_Task to complete_
Work through the records that follow and return each line containing the word "JSON".

______

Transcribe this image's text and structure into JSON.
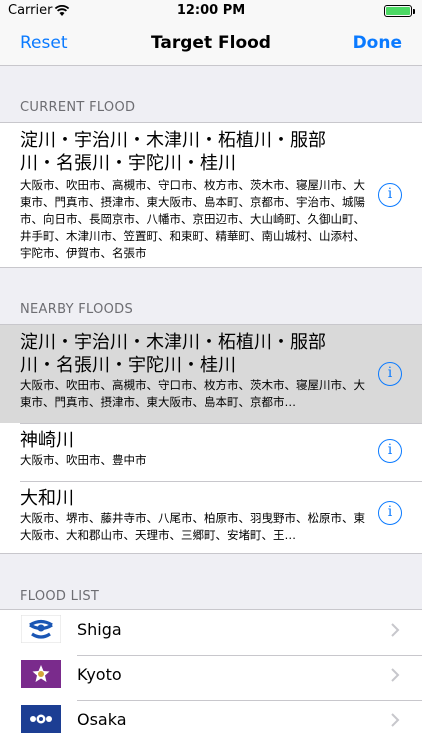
{
  "status_bar": {
    "carrier": "Carrier",
    "time": "12:00 PM"
  },
  "nav": {
    "reset": "Reset",
    "title": "Target Flood",
    "done": "Done"
  },
  "current_section": {
    "header": "CURRENT FLOOD",
    "item": {
      "title": "淀川・宇治川・木津川・柘植川・服部川・名張川・宇陀川・桂川",
      "subtitle": "大阪市、吹田市、高槻市、守口市、枚方市、茨木市、寝屋川市、大東市、門真市、摂津市、東大阪市、島本町、京都市、宇治市、城陽市、向日市、長岡京市、八幡市、京田辺市、大山崎町、久御山町、井手町、木津川市、笠置町、和束町、精華町、南山城村、山添村、宇陀市、伊賀市、名張市"
    }
  },
  "nearby_section": {
    "header": "NEARBY FLOODS",
    "items": [
      {
        "title": "淀川・宇治川・木津川・柘植川・服部川・名張川・宇陀川・桂川",
        "subtitle": "大阪市、吹田市、高槻市、守口市、枚方市、茨木市、寝屋川市、大東市、門真市、摂津市、東大阪市、島本町、京都市…"
      },
      {
        "title": "神崎川",
        "subtitle": "大阪市、吹田市、豊中市"
      },
      {
        "title": "大和川",
        "subtitle": "大阪市、堺市、藤井寺市、八尾市、柏原市、羽曳野市、松原市、東大阪市、大和郡山市、天理市、三郷町、安堵町、王…"
      }
    ]
  },
  "flood_list": {
    "header": "FLOOD LIST",
    "items": [
      {
        "label": "Shiga",
        "flag_color": "#1a56b4"
      },
      {
        "label": "Kyoto",
        "flag_color": "#7a2b8c"
      },
      {
        "label": "Osaka",
        "flag_color": "#1c3e93"
      }
    ]
  },
  "colors": {
    "accent": "#0a7aff",
    "selected_bg": "#d9d9d9",
    "section_bg": "#efeff4"
  }
}
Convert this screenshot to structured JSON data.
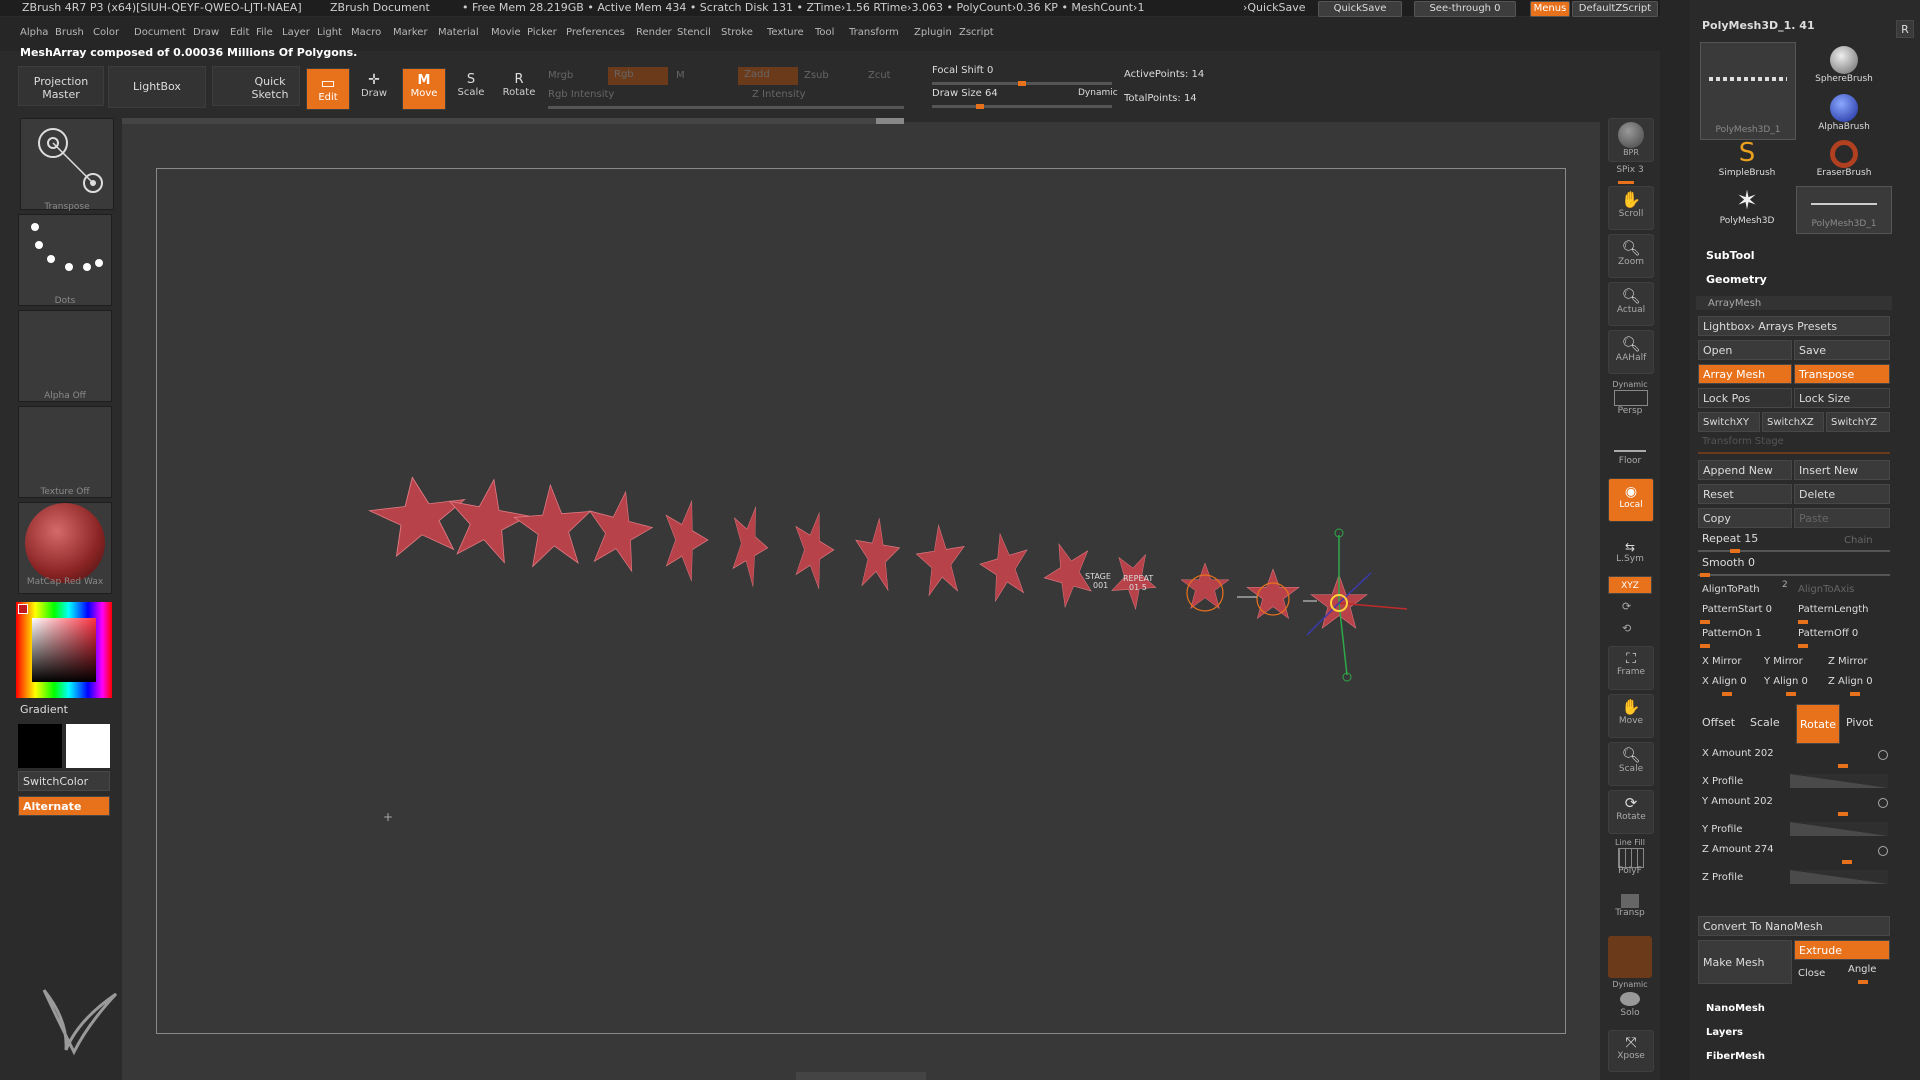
{
  "title_bar": {
    "app": "ZBrush 4R7 P3 (x64)[SIUH-QEYF-QWEO-LJTI-NAEA]",
    "document": "ZBrush Document",
    "stats": "• Free Mem 28.219GB • Active Mem 434 • Scratch Disk 131 • ZTime›1.56 RTime›3.063 • PolyCount›0.36 KP • MeshCount›1",
    "quicksave_link": "›QuickSave",
    "quicksave": "QuickSave",
    "see_through": "See-through  0",
    "menus": "Menus",
    "default_script": "DefaultZScript"
  },
  "menu_items": [
    "Alpha",
    "Brush",
    "Color",
    "Document",
    "Draw",
    "Edit",
    "File",
    "Layer",
    "Light",
    "Macro",
    "Marker",
    "Material",
    "Movie",
    "Picker",
    "Preferences",
    "Render",
    "Stencil",
    "Stroke",
    "Texture",
    "Tool",
    "Transform",
    "Zplugin",
    "Zscript"
  ],
  "status": "MeshArray composed of 0.00036 Millions Of Polygons.",
  "toolbar": {
    "projection_master": "Projection Master",
    "lightbox": "LightBox",
    "quick_sketch": "Quick Sketch",
    "edit": "Edit",
    "draw": "Draw",
    "move": "Move",
    "scale": "Scale",
    "rotate": "Rotate",
    "mrgb": "Mrgb",
    "rgb": "Rgb",
    "m": "M",
    "zadd": "Zadd",
    "zsub": "Zsub",
    "zcut": "Zcut",
    "rgb_intensity": "Rgb Intensity",
    "z_intensity": "Z Intensity",
    "focal_shift": "Focal Shift 0",
    "draw_size": "Draw Size 64",
    "dynamic": "Dynamic",
    "active_points": "ActivePoints: 14",
    "total_points": "TotalPoints: 14"
  },
  "left_panel": {
    "transpose": "Transpose",
    "dots": "Dots",
    "alpha_off": "Alpha Off",
    "texture_off": "Texture Off",
    "matcap": "MatCap Red Wax",
    "gradient": "Gradient",
    "switch_color": "SwitchColor",
    "alternate": "Alternate"
  },
  "canvas_labels": {
    "stage": "STAGE",
    "stage_val": "001",
    "repeat": "REPEAT",
    "repeat_val": "01 5"
  },
  "right_shelf": {
    "bpr": "BPR",
    "spix": "SPix 3",
    "scroll": "Scroll",
    "zoom": "Zoom",
    "actual": "Actual",
    "aahalf": "AAHalf",
    "dynamic": "Dynamic",
    "persp": "Persp",
    "floor": "Floor",
    "local": "Local",
    "lsym": "L.Sym",
    "xyz": "XYZ",
    "frame": "Frame",
    "move": "Move",
    "scale": "Scale",
    "rotate": "Rotate",
    "line_fill": "Line Fill",
    "polyf": "PolyF",
    "transp": "Transp",
    "dynamic2": "Dynamic",
    "solo": "Solo",
    "xpose": "Xpose"
  },
  "tray": {
    "tool_name": "PolyMesh3D_1. 41",
    "r": "R",
    "brushes": [
      "SphereBrush",
      "AlphaBrush",
      "SimpleBrush",
      "EraserBrush",
      "PolyMesh3D",
      "PolyMesh3D_1"
    ],
    "polymesh_thumb": "PolyMesh3D_1",
    "subtool": "SubTool",
    "geometry": "Geometry",
    "arraymesh": "ArrayMesh",
    "lightbox_presets": "Lightbox› Arrays Presets",
    "open": "Open",
    "save": "Save",
    "array_mesh": "Array Mesh",
    "transpose": "Transpose",
    "lock_pos": "Lock Pos",
    "lock_size": "Lock Size",
    "switch_xy": "SwitchXY",
    "switch_xz": "SwitchXZ",
    "switch_yz": "SwitchYZ",
    "transform_stage": "Transform Stage",
    "append_new": "Append New",
    "insert_new": "Insert New",
    "reset": "Reset",
    "delete": "Delete",
    "copy": "Copy",
    "paste": "Paste",
    "repeat": "Repeat 15",
    "chain": "Chain",
    "smooth": "Smooth 0",
    "align_to_path": "AlignToPath",
    "align_to_path_n": "2",
    "align_to_axis": "AlignToAxis",
    "pattern_start": "PatternStart 0",
    "pattern_length": "PatternLength",
    "pattern_on": "PatternOn 1",
    "pattern_off": "PatternOff 0",
    "x_mirror": "X Mirror",
    "y_mirror": "Y Mirror",
    "z_mirror": "Z Mirror",
    "x_align": "X Align 0",
    "y_align": "Y Align 0",
    "z_align": "Z Align 0",
    "offset": "Offset",
    "scale": "Scale",
    "rotate": "Rotate",
    "pivot": "Pivot",
    "x_amount": "X Amount 202",
    "x_profile": "X Profile",
    "y_amount": "Y Amount 202",
    "y_profile": "Y Profile",
    "z_amount": "Z Amount 274",
    "z_profile": "Z Profile",
    "convert_nanomesh": "Convert To NanoMesh",
    "make_mesh": "Make Mesh",
    "extrude": "Extrude",
    "close": "Close",
    "angle": "Angle",
    "nanomesh": "NanoMesh",
    "layers": "Layers",
    "fibermesh": "FiberMesh"
  },
  "colors": {
    "accent": "#e8721c",
    "star": "#b8424a",
    "canvas": "#383838"
  }
}
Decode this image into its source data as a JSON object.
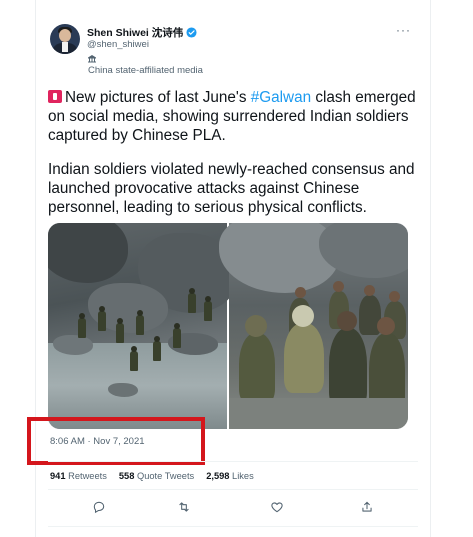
{
  "author": {
    "display_name": "Shen Shiwei 沈诗伟",
    "handle": "@shen_shiwei",
    "label": "China state-affiliated media",
    "avatar_icon": "user-avatar",
    "verified_icon": "verified-badge-icon",
    "verified_color": "#1d9bf0"
  },
  "more_label": "···",
  "tweet": {
    "p1_before": "New pictures of last June's ",
    "hashtag": "#Galwan",
    "p1_after": " clash emerged on social media, showing surrendered Indian soldiers captured by Chinese PLA.",
    "p2": "Indian soldiers violated newly-reached consensus and launched provocative attacks against Chinese personnel, leading to serious physical conflicts.",
    "emoji_icon": "siren-icon"
  },
  "timestamp": "8:06 AM · Nov 7, 2021",
  "stats": {
    "retweets_count": "941",
    "retweets_label": "Retweets",
    "quotes_count": "558",
    "quotes_label": "Quote Tweets",
    "likes_count": "2,598",
    "likes_label": "Likes"
  },
  "actions": [
    "reply-icon",
    "retweet-icon",
    "like-icon",
    "share-icon"
  ],
  "colors": {
    "accent": "#1d9bf0",
    "highlight": "#d4161c",
    "muted": "#536471"
  }
}
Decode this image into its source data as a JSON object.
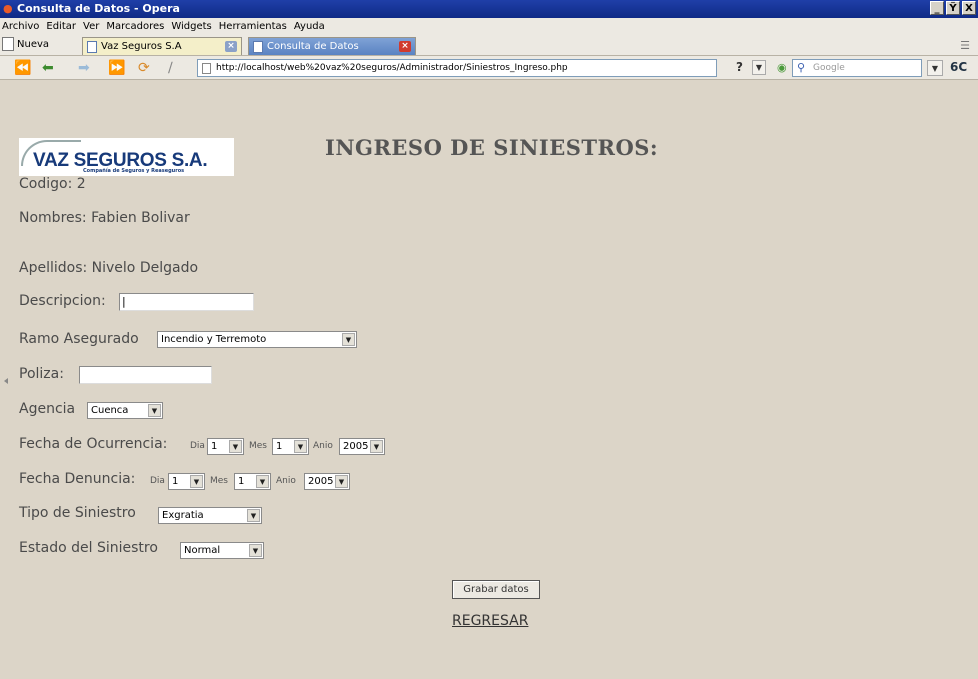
{
  "window": {
    "title": "Consulta de Datos - Opera",
    "controls": [
      "_",
      "Ÿ",
      "X"
    ]
  },
  "menu": [
    "Archivo",
    "Editar",
    "Ver",
    "Marcadores",
    "Widgets",
    "Herramientas",
    "Ayuda"
  ],
  "tabs": {
    "new_label": "Nueva",
    "items": [
      {
        "label": "Vaz Seguros S.A"
      },
      {
        "label": "Consulta de Datos"
      }
    ]
  },
  "nav": {
    "url": "http://localhost/web%20vaz%20seguros/Administrador/Siniestros_Ingreso.php",
    "search_placeholder": "Google",
    "help": "?"
  },
  "logo": {
    "brand": "VAZ SEGUROS S.A.",
    "tagline": "Compañía de Seguros y Reaseguros"
  },
  "page": {
    "heading": "INGRESO DE SINIESTROS:",
    "codigo": "Codigo: 2",
    "nombres": "Nombres: Fabien Bolivar",
    "apellidos": "Apellidos: Nivelo Delgado"
  },
  "form": {
    "descripcion_label": "Descripcion:",
    "descripcion_value": "|",
    "ramo_label": "Ramo Asegurado",
    "ramo_value": "Incendio y Terremoto",
    "poliza_label": "Poliza:",
    "poliza_value": "",
    "agencia_label": "Agencia",
    "agencia_value": "Cuenca",
    "fecha_ocurrencia_label": "Fecha de Ocurrencia:",
    "fecha_denuncia_label": "Fecha Denuncia:",
    "dia_label": "Dia",
    "mes_label": "Mes",
    "anio_label": "Anio",
    "ocurrencia": {
      "dia": "1",
      "mes": "1",
      "anio": "2005"
    },
    "denuncia": {
      "dia": "1",
      "mes": "1",
      "anio": "2005"
    },
    "tipo_label": "Tipo de Siniestro",
    "tipo_value": "Exgratia",
    "estado_label": "Estado del Siniestro",
    "estado_value": "Normal",
    "submit_label": "Grabar datos",
    "back_label": "REGRESAR"
  }
}
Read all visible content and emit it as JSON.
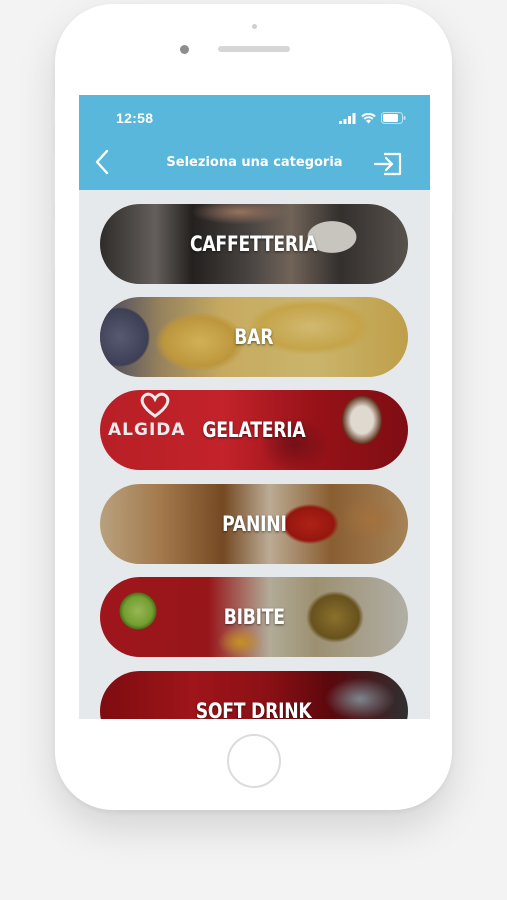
{
  "status_bar": {
    "time": "12:58"
  },
  "header": {
    "title": "Seleziona una categoria",
    "accent_color": "#58b7db",
    "back_icon": "chevron-left-icon",
    "logout_icon": "logout-icon"
  },
  "categories": [
    {
      "label": "CAFFETTERIA"
    },
    {
      "label": "BAR"
    },
    {
      "label": "GELATERIA",
      "logo_text": "ALGIDA"
    },
    {
      "label": "PANINI"
    },
    {
      "label": "BIBITE"
    },
    {
      "label": "SOFT DRINK"
    }
  ]
}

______

_Result_
Transcribe this image's text and structure into JSON.
Convert this screenshot to structured JSON data.
Decode this image into its source data as a JSON object.
Decode this image into its source data as a JSON object.
Read all visible content and emit it as JSON.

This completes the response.